● **Assigned task**
Work through the material below and count the lines holding the word "plus"; give that count and nothing more.

─── Dataset extract ───

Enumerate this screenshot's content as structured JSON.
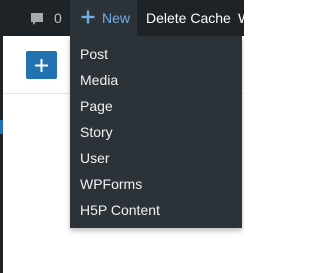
{
  "admin_bar": {
    "comments": {
      "icon": "comment-icon",
      "count": "0"
    },
    "new": {
      "icon": "plus-icon",
      "label": "New"
    },
    "delete_cache_label": "Delete Cache",
    "overflow_label": "W"
  },
  "new_menu": {
    "items": [
      {
        "label": "Post"
      },
      {
        "label": "Media"
      },
      {
        "label": "Page"
      },
      {
        "label": "Story"
      },
      {
        "label": "User"
      },
      {
        "label": "WPForms"
      },
      {
        "label": "H5P Content"
      }
    ]
  },
  "editor": {
    "inserter_icon": "plus-icon"
  },
  "colors": {
    "admin_bar_bg": "#1d2327",
    "menu_bg": "#2c3338",
    "accent_blue": "#72aee6",
    "button_blue": "#2271b1"
  }
}
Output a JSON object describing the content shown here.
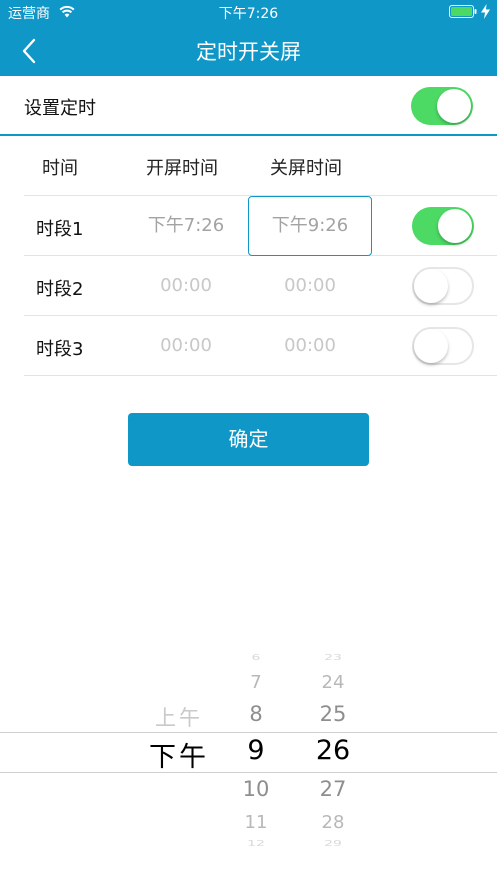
{
  "status_bar": {
    "carrier": "运营商",
    "time": "下午7:26",
    "wifi_icon": "wifi-icon",
    "battery_icon": "battery-full-icon",
    "charging_icon": "charging-bolt-icon"
  },
  "nav": {
    "title": "定时开关屏",
    "back_icon": "chevron-left-icon"
  },
  "setting": {
    "label": "设置定时",
    "enabled": true
  },
  "table": {
    "headers": [
      "时间",
      "开屏时间",
      "关屏时间"
    ],
    "rows": [
      {
        "name": "时段1",
        "on_time": "下午7:26",
        "off_time": "下午9:26",
        "enabled": true
      },
      {
        "name": "时段2",
        "on_time": "00:00",
        "off_time": "00:00",
        "enabled": false
      },
      {
        "name": "时段3",
        "on_time": "00:00",
        "off_time": "00:00",
        "enabled": false
      }
    ]
  },
  "confirm_label": "确定",
  "picker": {
    "period": {
      "above": "上午",
      "selected": "下午"
    },
    "hour": {
      "above": [
        "6",
        "7",
        "8"
      ],
      "selected": "9",
      "below": [
        "10",
        "11",
        "12"
      ]
    },
    "minute": {
      "above": [
        "23",
        "24",
        "25"
      ],
      "selected": "26",
      "below": [
        "27",
        "28",
        "29"
      ]
    }
  },
  "colors": {
    "primary": "#0f97c8",
    "toggle_on": "#4cd964"
  }
}
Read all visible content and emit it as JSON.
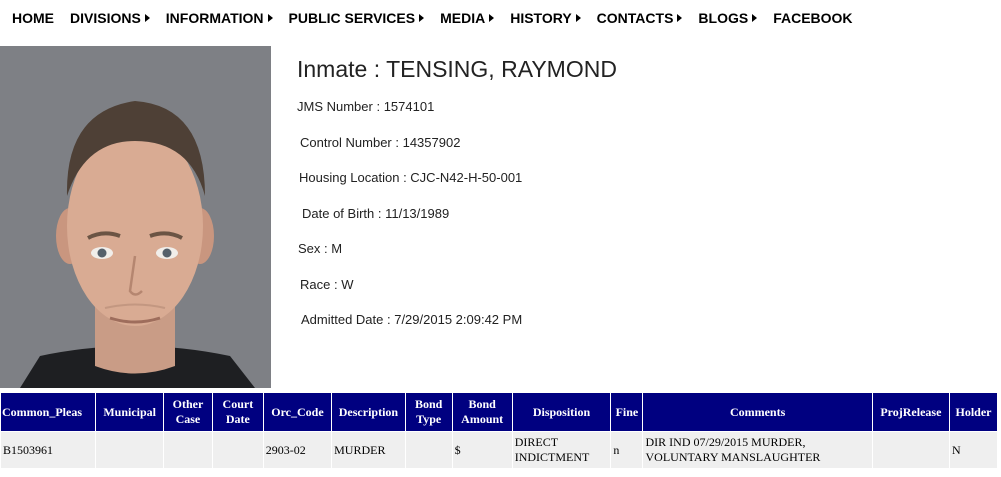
{
  "nav": {
    "items": [
      {
        "label": "HOME",
        "has_submenu": false
      },
      {
        "label": "DIVISIONS",
        "has_submenu": true
      },
      {
        "label": "INFORMATION",
        "has_submenu": true
      },
      {
        "label": "PUBLIC SERVICES",
        "has_submenu": true
      },
      {
        "label": "MEDIA",
        "has_submenu": true
      },
      {
        "label": "HISTORY",
        "has_submenu": true
      },
      {
        "label": "CONTACTS",
        "has_submenu": true
      },
      {
        "label": "BLOGS",
        "has_submenu": true
      },
      {
        "label": "FACEBOOK",
        "has_submenu": false
      }
    ]
  },
  "inmate": {
    "name_line": "Inmate : TENSING, RAYMOND",
    "fields": [
      {
        "label": "JMS Number : ",
        "value": "1574101"
      },
      {
        "label": "Control Number : ",
        "value": "14357902"
      },
      {
        "label": "Housing Location : ",
        "value": "CJC-N42-H-50-001"
      },
      {
        "label": "Date of Birth : ",
        "value": "11/13/1989"
      },
      {
        "label": "Sex : ",
        "value": "M"
      },
      {
        "label": "Race : ",
        "value": "W"
      },
      {
        "label": "Admitted Date : ",
        "value": "7/29/2015 2:09:42 PM"
      }
    ]
  },
  "charges": {
    "headers": [
      "Common_Pleas",
      "Municipal",
      "Other Case",
      "Court Date",
      "Orc_Code",
      "Description",
      "Bond Type",
      "Bond Amount",
      "Disposition",
      "Fine",
      "Comments",
      "ProjRelease",
      "Holder"
    ],
    "rows": [
      [
        "B1503961",
        "",
        "",
        "",
        "2903-02",
        "MURDER",
        "",
        "$",
        "DIRECT INDICTMENT",
        "n",
        "DIR IND 07/29/2015 MURDER, VOLUNTARY MANSLAUGHTER",
        "",
        "N"
      ]
    ]
  },
  "colors": {
    "table_header_bg": "#000080",
    "table_row_bg": "#efefef",
    "photo_bg": "#7d7f84"
  }
}
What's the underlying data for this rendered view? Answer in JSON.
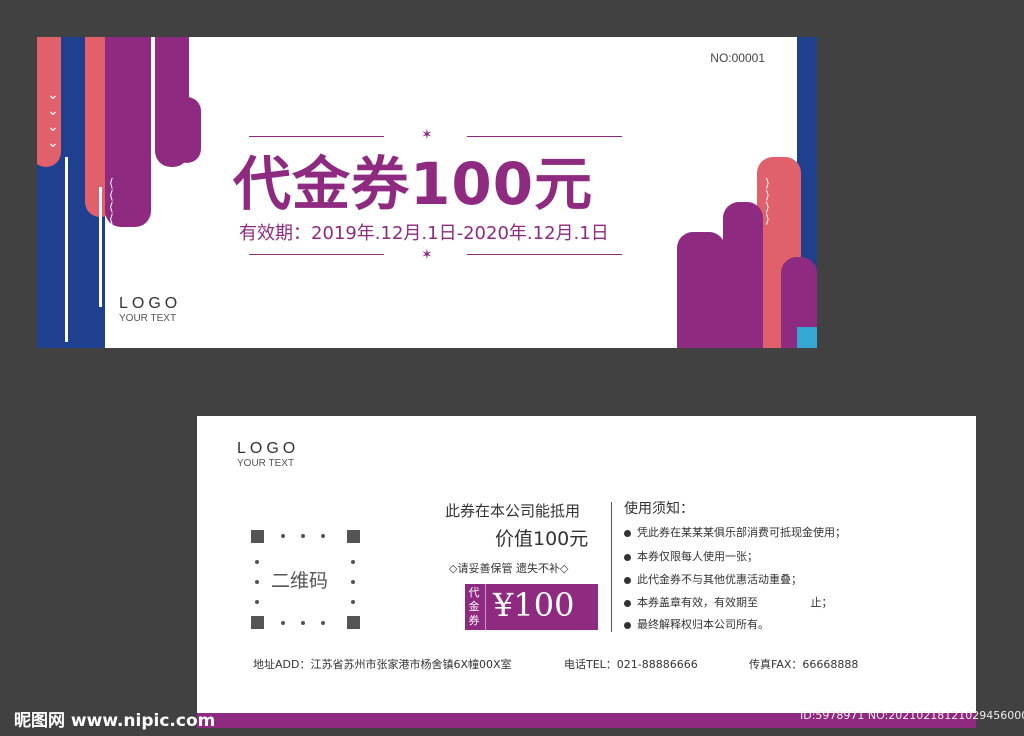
{
  "front": {
    "serial": "NO:00001",
    "title": "代金券100元",
    "validity": "有效期：2019年.12月.1日-2020年.12月.1日",
    "logo": "LOGO",
    "logo_sub": "YOUR TEXT"
  },
  "back": {
    "logo": "LOGO",
    "logo_sub": "YOUR TEXT",
    "qr_label": "二维码",
    "usable_text": "此券在本公司能抵用",
    "value_text": "价值100元",
    "keep_note": "◇请妥善保管 遗失不补◇",
    "badge_label": "代金券",
    "badge_amount": "¥100",
    "rules_title": "使用须知：",
    "rules": [
      "凭此券在某某某俱乐部消费可抵现金使用；",
      "本券仅限每人使用一张；",
      "此代金券不与其他优惠活动重叠；",
      "本券盖章有效，有效期至               止；",
      "最终解释权归本公司所有。"
    ],
    "address": "地址ADD：江苏省苏州市张家港市杨舍镇6X幢00X室",
    "phone": "电话TEL：021-88886666",
    "fax": "传真FAX：66668888"
  },
  "watermark": {
    "site": "昵图网 www.nipic.com",
    "id": "ID:5978971 NO:20210218121029456000"
  },
  "colors": {
    "brand_purple": "#8e2a7f",
    "coral": "#e0606c",
    "navy": "#1f3f8f",
    "background": "#414141"
  }
}
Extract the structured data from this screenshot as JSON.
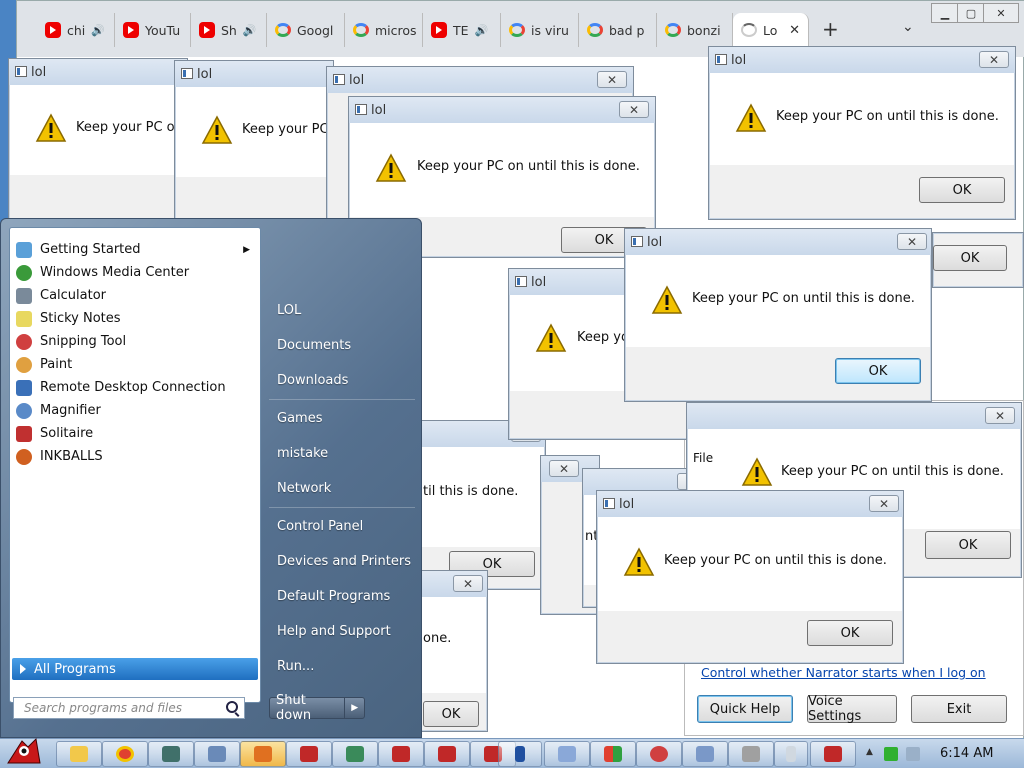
{
  "browser": {
    "tabs": [
      {
        "label": "chi",
        "icon": "youtube-icon",
        "audio": true
      },
      {
        "label": "YouTu",
        "icon": "youtube-icon",
        "audio": true
      },
      {
        "label": "Sh",
        "icon": "youtube-icon",
        "audio": true
      },
      {
        "label": "Googl",
        "icon": "google-icon",
        "audio": false
      },
      {
        "label": "micros",
        "icon": "google-icon",
        "audio": false
      },
      {
        "label": "TE",
        "icon": "youtube-icon",
        "audio": true
      },
      {
        "label": "is viru",
        "icon": "google-icon",
        "audio": false
      },
      {
        "label": "bad p",
        "icon": "google-icon",
        "audio": false
      },
      {
        "label": "bonzi",
        "icon": "google-icon",
        "audio": false
      },
      {
        "label": "Lo",
        "icon": "loading-icon",
        "audio": false,
        "active": true
      }
    ],
    "new_tab_label": "+",
    "tab_menu_label": "⌄"
  },
  "dialog": {
    "title": "lol",
    "message": "Keep your PC on until this is done.",
    "ok_label": "OK"
  },
  "partial_text": {
    "til_done": "til this is done.",
    "one_done": "one.",
    "keep_yo": "Keep yo",
    "keep_your_pc_on": "Keep your PC on",
    "keep_your_pc": "Keep your PC",
    "file": "File",
    "nti": "nti"
  },
  "narrator": {
    "link": "Control whether Narrator starts when I log on",
    "quick_help": "Quick Help",
    "voice_settings": "Voice Settings",
    "exit": "Exit"
  },
  "start_menu": {
    "programs": [
      {
        "label": "Getting Started",
        "icon": "getting-started-icon",
        "color": "#5aa0d8",
        "submenu": true
      },
      {
        "label": "Windows Media Center",
        "icon": "media-center-icon",
        "color": "#3a9a3a",
        "submenu": false
      },
      {
        "label": "Calculator",
        "icon": "calculator-icon",
        "color": "#7a8a9a",
        "submenu": false
      },
      {
        "label": "Sticky Notes",
        "icon": "sticky-notes-icon",
        "color": "#e8d860",
        "submenu": false
      },
      {
        "label": "Snipping Tool",
        "icon": "snipping-tool-icon",
        "color": "#d04040",
        "submenu": false
      },
      {
        "label": "Paint",
        "icon": "paint-icon",
        "color": "#e0a040",
        "submenu": false
      },
      {
        "label": "Remote Desktop Connection",
        "icon": "remote-desktop-icon",
        "color": "#3a70b8",
        "submenu": false
      },
      {
        "label": "Magnifier",
        "icon": "magnifier-icon",
        "color": "#5a8ac8",
        "submenu": false
      },
      {
        "label": "Solitaire",
        "icon": "solitaire-icon",
        "color": "#c03030",
        "submenu": false
      },
      {
        "label": "INKBALLS",
        "icon": "inkballs-icon",
        "color": "#d06020",
        "submenu": false
      }
    ],
    "all_programs": "All Programs",
    "search_placeholder": "Search programs and files",
    "right_links": [
      "LOL",
      "Documents",
      "Downloads",
      "Games",
      "mistake",
      "Network",
      "Control Panel",
      "Devices and Printers",
      "Default Programs",
      "Help and Support",
      "Run..."
    ],
    "shutdown": "Shut down"
  },
  "taskbar": {
    "clock": "6:14 AM"
  }
}
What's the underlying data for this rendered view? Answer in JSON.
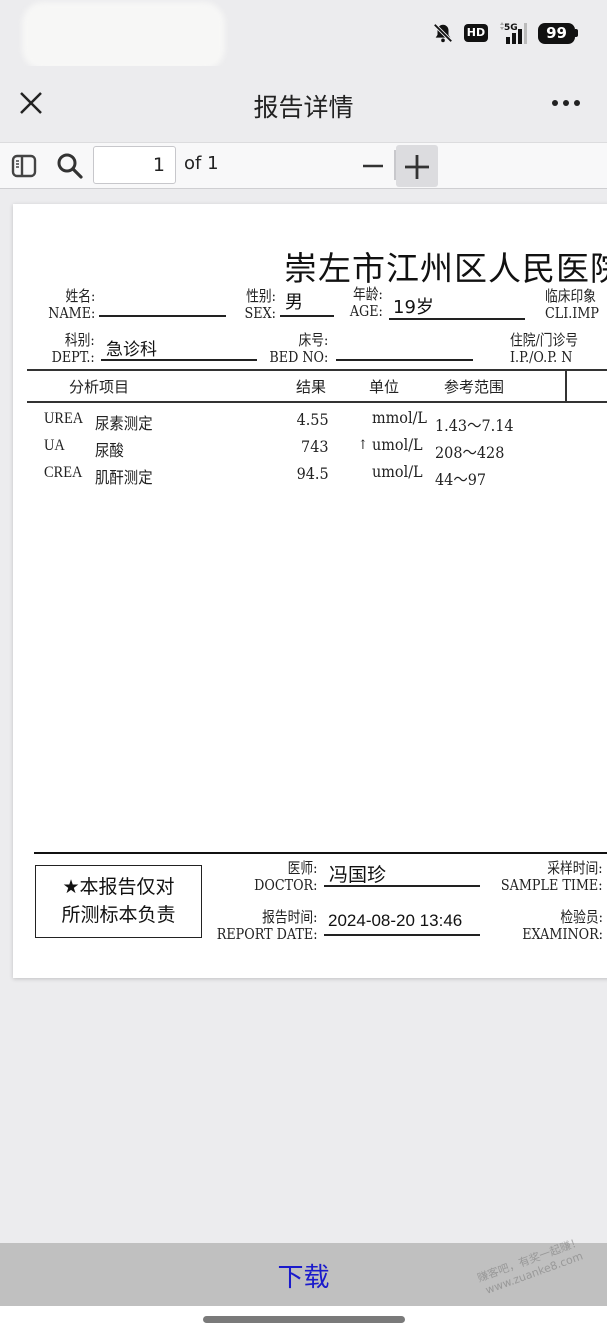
{
  "status_bar": {
    "icons": [
      "bell-muted-icon",
      "hd-icon",
      "5g-signal-icon",
      "battery-icon"
    ],
    "hd_label": "HD",
    "network_label": "5G",
    "battery_level": "99"
  },
  "nav": {
    "close_icon": "close-icon",
    "title": "报告详情",
    "more_icon": "more-icon"
  },
  "toolbar": {
    "sidebar_icon": "sidebar-toggle-icon",
    "search_icon": "search-icon",
    "page_value": "1",
    "page_total_label": "of 1",
    "zoom_out_icon": "minus-icon",
    "zoom_in_icon": "plus-icon"
  },
  "report": {
    "hospital_name": "崇左市江州区人民医院",
    "fields": {
      "name_cn": "姓名:",
      "name_en": "NAME:",
      "name_value": "",
      "sex_cn": "性别:",
      "sex_en": "SEX:",
      "sex_value": "男",
      "age_cn": "年龄:",
      "age_en": "AGE:",
      "age_value": "19岁",
      "clinical_cn": "临床印象",
      "clinical_en": "CLI.IMP",
      "dept_cn": "科别:",
      "dept_en": "DEPT.:",
      "dept_value": "急诊科",
      "bed_cn": "床号:",
      "bed_en": "BED NO:",
      "bed_value": "",
      "ipop_cn": "住院/门诊号",
      "ipop_en": "I.P./O.P. N"
    },
    "columns": {
      "item": "分析项目",
      "result": "结果",
      "unit": "单位",
      "reference": "参考范围"
    },
    "rows": [
      {
        "code": "UREA",
        "name": "尿素测定",
        "result": "4.55",
        "flag": "",
        "unit": "mmol/L",
        "reference": "1.43～7.14"
      },
      {
        "code": "UA",
        "name": "尿酸",
        "result": "743",
        "flag": "↑",
        "unit": "umol/L",
        "reference": "208～428"
      },
      {
        "code": "CREA",
        "name": "肌酐测定",
        "result": "94.5",
        "flag": "",
        "unit": "umol/L",
        "reference": "44～97"
      }
    ],
    "footer": {
      "note_line1": "★本报告仅对",
      "note_line2": "所测标本负责",
      "doctor_cn": "医师:",
      "doctor_en": "DOCTOR:",
      "doctor_value": "冯国珍",
      "sample_time_cn": "采样时间:",
      "sample_time_en": "SAMPLE TIME:",
      "report_date_cn": "报告时间:",
      "report_date_en": "REPORT DATE:",
      "report_date_value": "2024-08-20 13:46",
      "examiner_cn": "检验员:",
      "examiner_en": "EXAMINOR:"
    }
  },
  "bottom": {
    "download_label": "下载",
    "watermark_line1": "赚客吧，有奖一起赚！",
    "watermark_line2": "www.zuanke8.com"
  }
}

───

● **Task solution**
3